Wherever "Enhanced" shows up in the records below, copy the whole line.

Material provided:

- - - -

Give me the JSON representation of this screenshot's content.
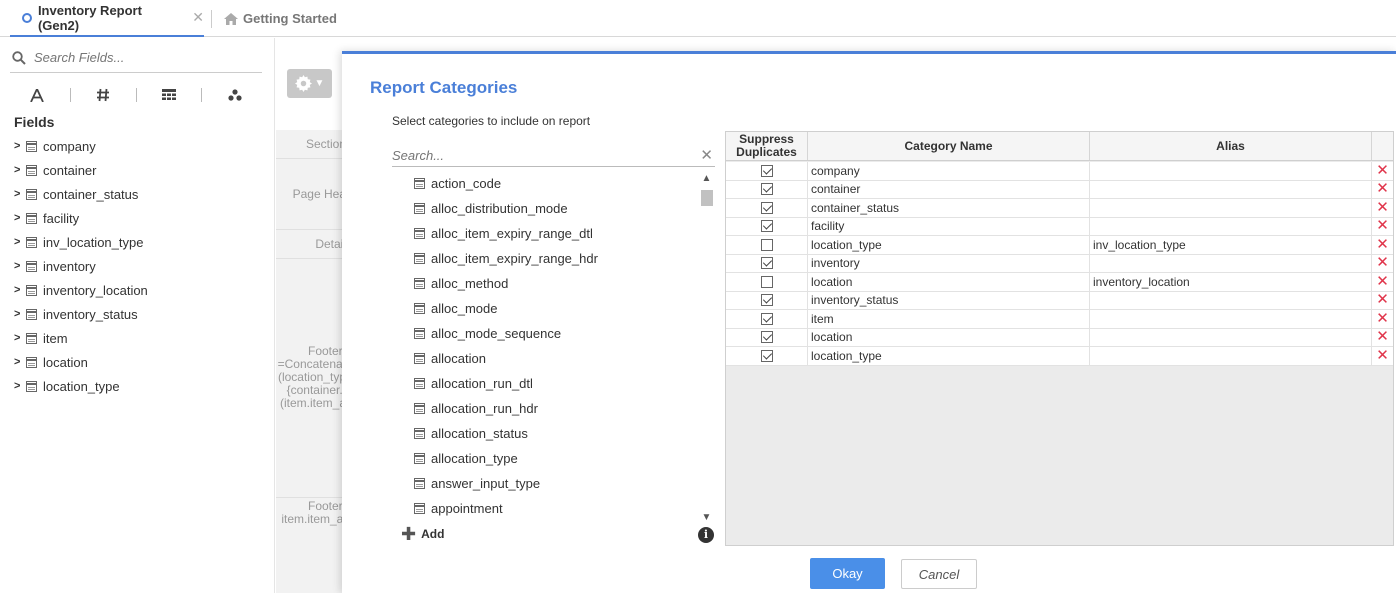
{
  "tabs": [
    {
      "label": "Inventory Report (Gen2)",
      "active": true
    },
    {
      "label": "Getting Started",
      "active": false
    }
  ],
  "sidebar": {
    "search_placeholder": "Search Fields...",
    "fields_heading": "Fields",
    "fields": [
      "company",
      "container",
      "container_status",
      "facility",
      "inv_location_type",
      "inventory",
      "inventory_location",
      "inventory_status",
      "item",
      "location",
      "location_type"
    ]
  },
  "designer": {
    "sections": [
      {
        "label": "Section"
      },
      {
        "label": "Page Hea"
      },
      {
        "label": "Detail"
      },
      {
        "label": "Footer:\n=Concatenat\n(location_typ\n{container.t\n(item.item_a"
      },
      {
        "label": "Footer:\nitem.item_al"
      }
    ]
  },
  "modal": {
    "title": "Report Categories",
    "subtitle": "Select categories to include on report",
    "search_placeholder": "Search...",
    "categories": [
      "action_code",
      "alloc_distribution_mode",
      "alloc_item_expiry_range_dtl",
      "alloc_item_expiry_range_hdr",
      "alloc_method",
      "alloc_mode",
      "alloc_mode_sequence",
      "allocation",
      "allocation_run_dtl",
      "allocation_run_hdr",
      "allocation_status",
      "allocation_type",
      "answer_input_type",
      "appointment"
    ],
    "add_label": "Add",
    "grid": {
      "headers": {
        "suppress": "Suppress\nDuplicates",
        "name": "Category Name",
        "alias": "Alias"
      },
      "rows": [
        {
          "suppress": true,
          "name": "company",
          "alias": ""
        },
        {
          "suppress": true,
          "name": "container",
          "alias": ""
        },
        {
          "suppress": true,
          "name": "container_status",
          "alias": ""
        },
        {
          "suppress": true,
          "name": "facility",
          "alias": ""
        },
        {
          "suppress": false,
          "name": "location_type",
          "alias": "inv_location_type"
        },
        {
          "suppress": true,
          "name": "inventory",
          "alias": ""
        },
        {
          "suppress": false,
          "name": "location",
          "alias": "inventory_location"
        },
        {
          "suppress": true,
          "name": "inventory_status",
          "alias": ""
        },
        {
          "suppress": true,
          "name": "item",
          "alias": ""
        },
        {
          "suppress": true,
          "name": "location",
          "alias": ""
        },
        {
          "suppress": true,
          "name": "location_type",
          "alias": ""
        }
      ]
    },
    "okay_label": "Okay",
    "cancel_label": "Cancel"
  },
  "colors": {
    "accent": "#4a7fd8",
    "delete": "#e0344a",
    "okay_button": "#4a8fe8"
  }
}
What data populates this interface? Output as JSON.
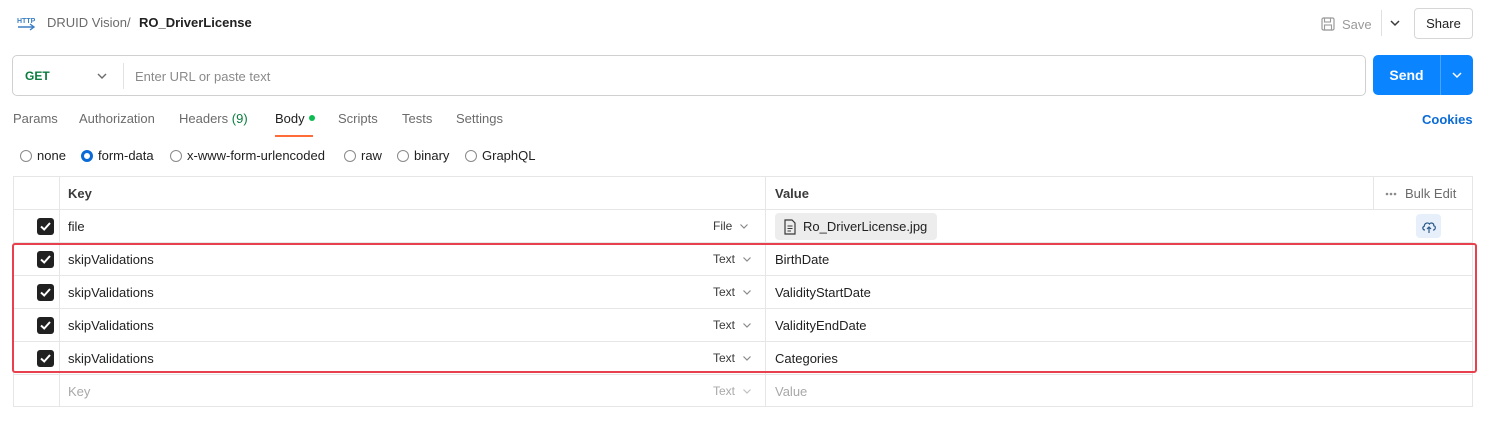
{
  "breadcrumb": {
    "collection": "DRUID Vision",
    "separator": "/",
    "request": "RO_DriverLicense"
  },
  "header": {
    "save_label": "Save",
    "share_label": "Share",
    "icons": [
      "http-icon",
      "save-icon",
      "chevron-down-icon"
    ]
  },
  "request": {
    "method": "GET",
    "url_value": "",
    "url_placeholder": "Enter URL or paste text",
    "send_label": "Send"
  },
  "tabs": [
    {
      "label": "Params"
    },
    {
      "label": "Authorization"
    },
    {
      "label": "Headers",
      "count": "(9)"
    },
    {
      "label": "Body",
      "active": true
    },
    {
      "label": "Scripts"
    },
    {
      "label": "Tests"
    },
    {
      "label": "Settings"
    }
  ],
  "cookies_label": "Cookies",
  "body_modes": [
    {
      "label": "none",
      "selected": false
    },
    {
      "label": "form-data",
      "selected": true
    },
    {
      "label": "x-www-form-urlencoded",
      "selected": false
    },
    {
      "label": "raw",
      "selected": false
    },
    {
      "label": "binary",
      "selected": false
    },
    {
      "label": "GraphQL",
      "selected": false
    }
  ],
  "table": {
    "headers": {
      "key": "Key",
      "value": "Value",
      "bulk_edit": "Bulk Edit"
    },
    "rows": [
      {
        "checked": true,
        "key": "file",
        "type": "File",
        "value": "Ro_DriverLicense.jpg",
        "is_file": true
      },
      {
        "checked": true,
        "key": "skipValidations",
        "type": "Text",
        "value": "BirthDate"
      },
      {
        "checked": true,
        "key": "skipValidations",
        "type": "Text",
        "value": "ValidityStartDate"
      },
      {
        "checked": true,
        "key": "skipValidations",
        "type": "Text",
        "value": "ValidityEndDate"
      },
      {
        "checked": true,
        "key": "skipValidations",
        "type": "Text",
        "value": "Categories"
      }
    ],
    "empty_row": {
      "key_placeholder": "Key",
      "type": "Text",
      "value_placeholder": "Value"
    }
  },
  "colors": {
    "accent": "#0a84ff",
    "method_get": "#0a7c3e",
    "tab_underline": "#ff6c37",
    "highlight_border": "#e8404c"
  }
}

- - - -

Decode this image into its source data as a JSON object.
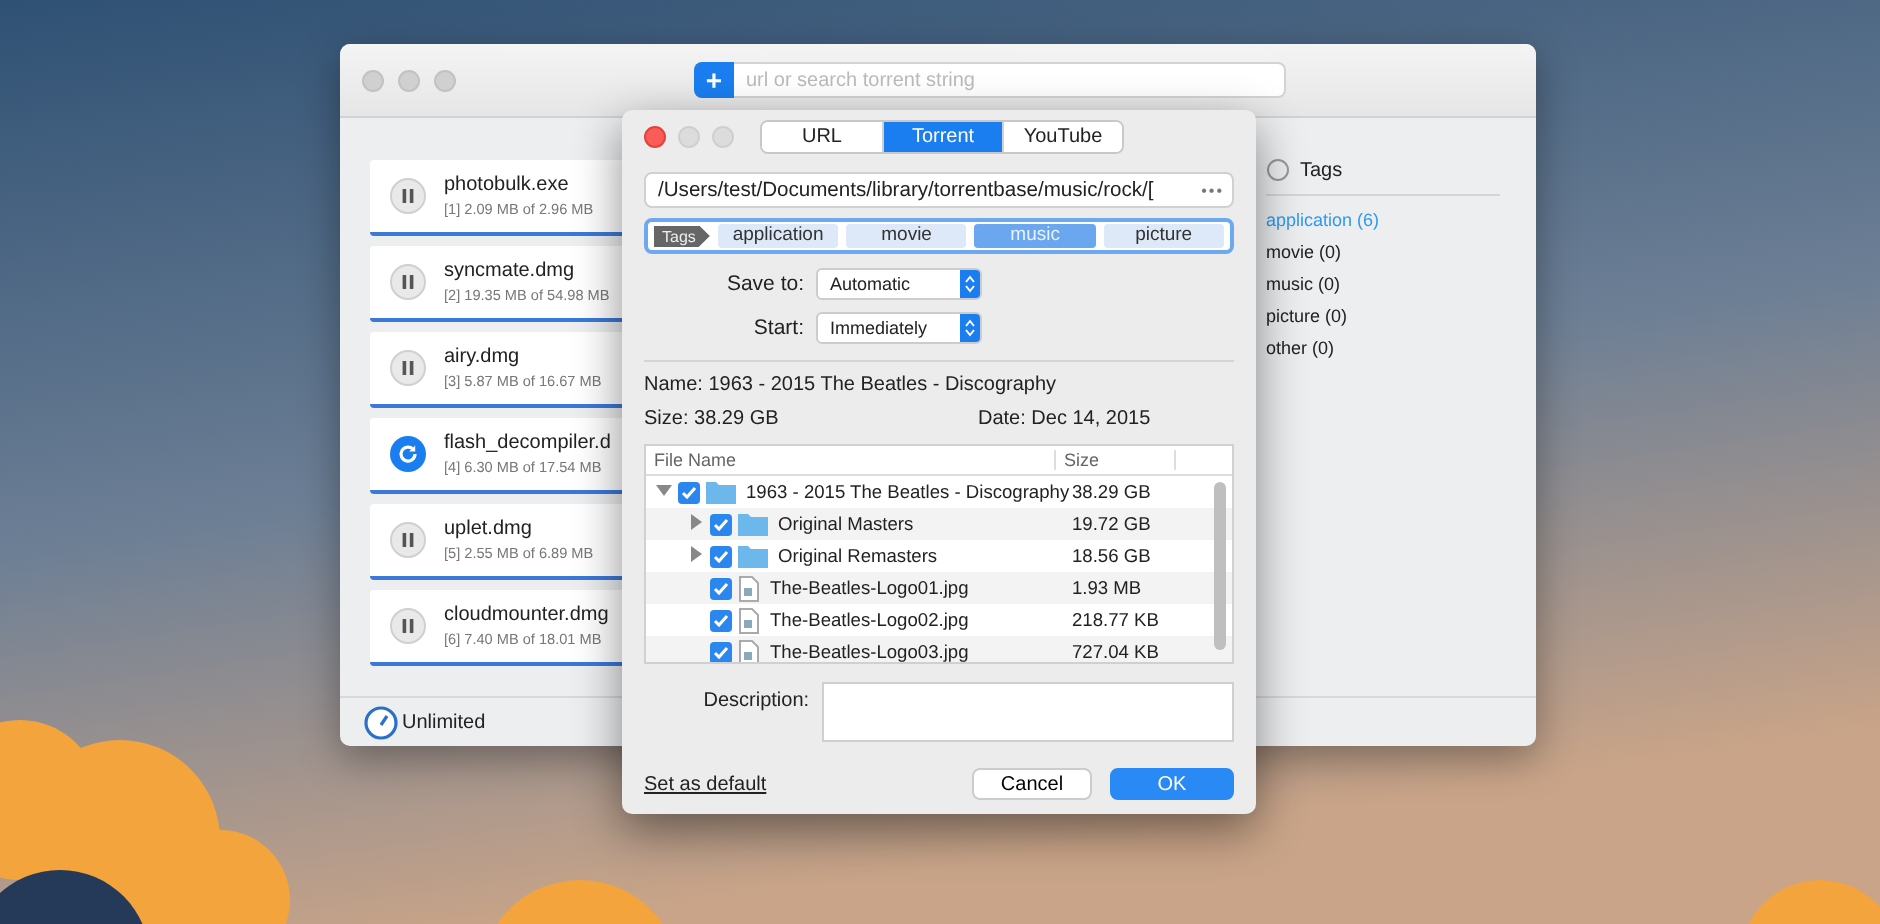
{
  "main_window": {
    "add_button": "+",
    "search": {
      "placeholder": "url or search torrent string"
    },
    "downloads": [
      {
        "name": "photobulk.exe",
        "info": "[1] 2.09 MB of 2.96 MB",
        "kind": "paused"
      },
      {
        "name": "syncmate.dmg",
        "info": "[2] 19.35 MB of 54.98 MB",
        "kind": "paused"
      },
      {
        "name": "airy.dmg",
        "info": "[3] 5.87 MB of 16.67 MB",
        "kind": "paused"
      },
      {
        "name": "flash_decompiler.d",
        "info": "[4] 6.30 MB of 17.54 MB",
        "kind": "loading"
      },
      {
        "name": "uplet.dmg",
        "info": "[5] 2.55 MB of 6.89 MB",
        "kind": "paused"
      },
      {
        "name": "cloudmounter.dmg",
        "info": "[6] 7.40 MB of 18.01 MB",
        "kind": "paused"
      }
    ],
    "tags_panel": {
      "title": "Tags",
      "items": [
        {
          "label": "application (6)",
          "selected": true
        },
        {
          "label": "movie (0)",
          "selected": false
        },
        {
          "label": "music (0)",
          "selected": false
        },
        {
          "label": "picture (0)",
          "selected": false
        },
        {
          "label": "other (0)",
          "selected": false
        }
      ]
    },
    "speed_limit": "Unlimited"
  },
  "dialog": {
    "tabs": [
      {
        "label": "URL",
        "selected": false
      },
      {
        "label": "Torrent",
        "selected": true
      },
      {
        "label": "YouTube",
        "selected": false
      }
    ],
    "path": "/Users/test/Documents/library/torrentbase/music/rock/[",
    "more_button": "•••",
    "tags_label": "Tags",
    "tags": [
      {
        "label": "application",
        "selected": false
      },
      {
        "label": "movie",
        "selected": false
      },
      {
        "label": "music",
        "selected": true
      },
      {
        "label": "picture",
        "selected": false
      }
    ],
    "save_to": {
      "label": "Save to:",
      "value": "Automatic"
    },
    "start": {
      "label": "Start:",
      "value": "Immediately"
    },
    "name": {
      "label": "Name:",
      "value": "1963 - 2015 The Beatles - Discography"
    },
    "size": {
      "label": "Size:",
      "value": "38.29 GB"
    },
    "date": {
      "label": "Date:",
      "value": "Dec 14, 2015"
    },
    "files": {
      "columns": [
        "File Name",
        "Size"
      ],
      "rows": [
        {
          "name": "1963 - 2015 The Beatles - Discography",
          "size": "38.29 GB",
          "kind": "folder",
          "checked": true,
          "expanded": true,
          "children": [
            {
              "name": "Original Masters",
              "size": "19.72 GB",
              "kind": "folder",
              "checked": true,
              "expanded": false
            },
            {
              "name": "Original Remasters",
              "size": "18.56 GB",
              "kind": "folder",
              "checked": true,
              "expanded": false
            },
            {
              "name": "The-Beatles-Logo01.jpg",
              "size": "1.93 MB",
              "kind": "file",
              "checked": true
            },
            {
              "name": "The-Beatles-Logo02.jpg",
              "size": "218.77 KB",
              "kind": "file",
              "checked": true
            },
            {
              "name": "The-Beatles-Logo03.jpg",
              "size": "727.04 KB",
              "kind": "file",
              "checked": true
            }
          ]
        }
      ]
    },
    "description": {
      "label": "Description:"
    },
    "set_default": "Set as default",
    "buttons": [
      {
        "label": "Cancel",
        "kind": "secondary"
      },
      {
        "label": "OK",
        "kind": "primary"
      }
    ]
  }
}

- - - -

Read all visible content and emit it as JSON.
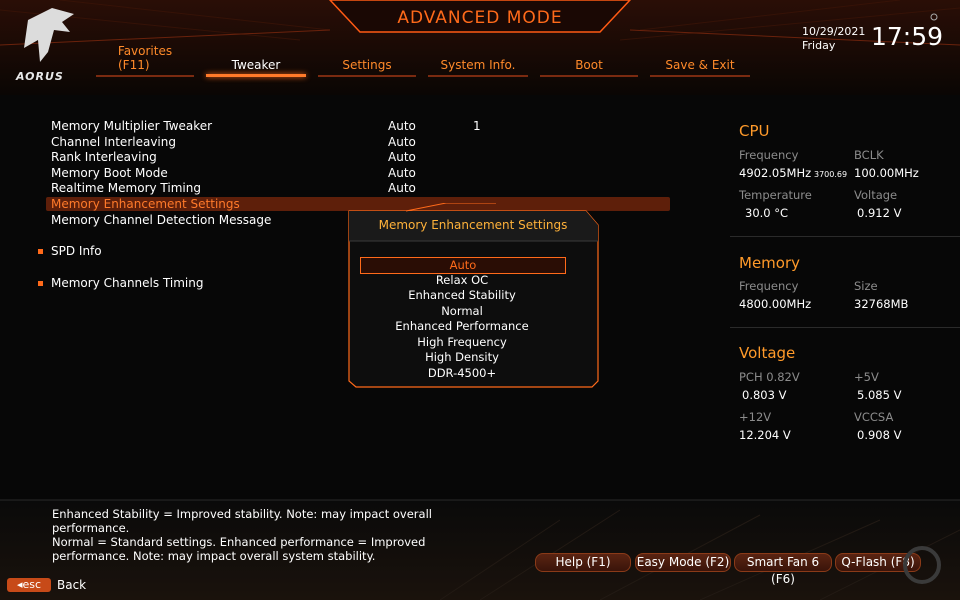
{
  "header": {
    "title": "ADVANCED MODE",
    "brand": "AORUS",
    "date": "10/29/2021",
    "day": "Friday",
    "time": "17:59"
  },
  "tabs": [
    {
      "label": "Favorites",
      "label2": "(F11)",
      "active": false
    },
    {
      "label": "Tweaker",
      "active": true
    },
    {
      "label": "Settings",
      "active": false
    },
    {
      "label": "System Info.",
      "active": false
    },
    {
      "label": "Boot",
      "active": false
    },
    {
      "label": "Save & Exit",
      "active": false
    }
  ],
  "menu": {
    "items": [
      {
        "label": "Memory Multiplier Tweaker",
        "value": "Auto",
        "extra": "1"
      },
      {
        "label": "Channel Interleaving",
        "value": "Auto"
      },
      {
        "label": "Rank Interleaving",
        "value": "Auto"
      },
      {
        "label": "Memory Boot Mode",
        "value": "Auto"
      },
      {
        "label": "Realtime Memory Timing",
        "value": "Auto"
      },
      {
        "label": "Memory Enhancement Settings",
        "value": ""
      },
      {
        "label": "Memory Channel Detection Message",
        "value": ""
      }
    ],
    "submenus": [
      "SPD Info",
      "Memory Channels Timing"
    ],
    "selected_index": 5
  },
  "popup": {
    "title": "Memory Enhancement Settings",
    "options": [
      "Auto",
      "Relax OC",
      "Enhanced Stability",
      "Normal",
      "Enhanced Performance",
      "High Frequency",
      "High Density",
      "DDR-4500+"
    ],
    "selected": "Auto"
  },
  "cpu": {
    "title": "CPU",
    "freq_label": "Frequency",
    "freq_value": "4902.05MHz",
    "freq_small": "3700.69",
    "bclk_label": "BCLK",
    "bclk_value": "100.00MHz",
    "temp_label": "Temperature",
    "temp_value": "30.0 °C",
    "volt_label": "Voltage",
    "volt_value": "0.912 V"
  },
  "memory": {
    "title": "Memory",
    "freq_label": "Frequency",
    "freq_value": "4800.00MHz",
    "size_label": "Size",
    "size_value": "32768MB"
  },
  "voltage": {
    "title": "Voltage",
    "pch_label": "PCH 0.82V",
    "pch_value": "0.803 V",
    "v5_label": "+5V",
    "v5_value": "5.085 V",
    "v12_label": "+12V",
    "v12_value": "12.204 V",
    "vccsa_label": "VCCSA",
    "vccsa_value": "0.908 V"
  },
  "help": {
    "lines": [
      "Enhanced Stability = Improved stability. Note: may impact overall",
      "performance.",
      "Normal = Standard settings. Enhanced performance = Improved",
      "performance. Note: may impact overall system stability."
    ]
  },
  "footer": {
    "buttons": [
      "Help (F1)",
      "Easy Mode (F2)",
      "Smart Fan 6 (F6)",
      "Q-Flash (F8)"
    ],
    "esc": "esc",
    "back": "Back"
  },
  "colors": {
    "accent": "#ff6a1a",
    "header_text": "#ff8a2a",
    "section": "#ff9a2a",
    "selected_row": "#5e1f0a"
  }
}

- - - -

The completed task:
      "Enhanced Stability",
      "Enhanced Performance",
      "Enhanced Stability = Improved stability. Note: may impact overall",
      "Normal = Standard settings. Enhanced performance = Improved",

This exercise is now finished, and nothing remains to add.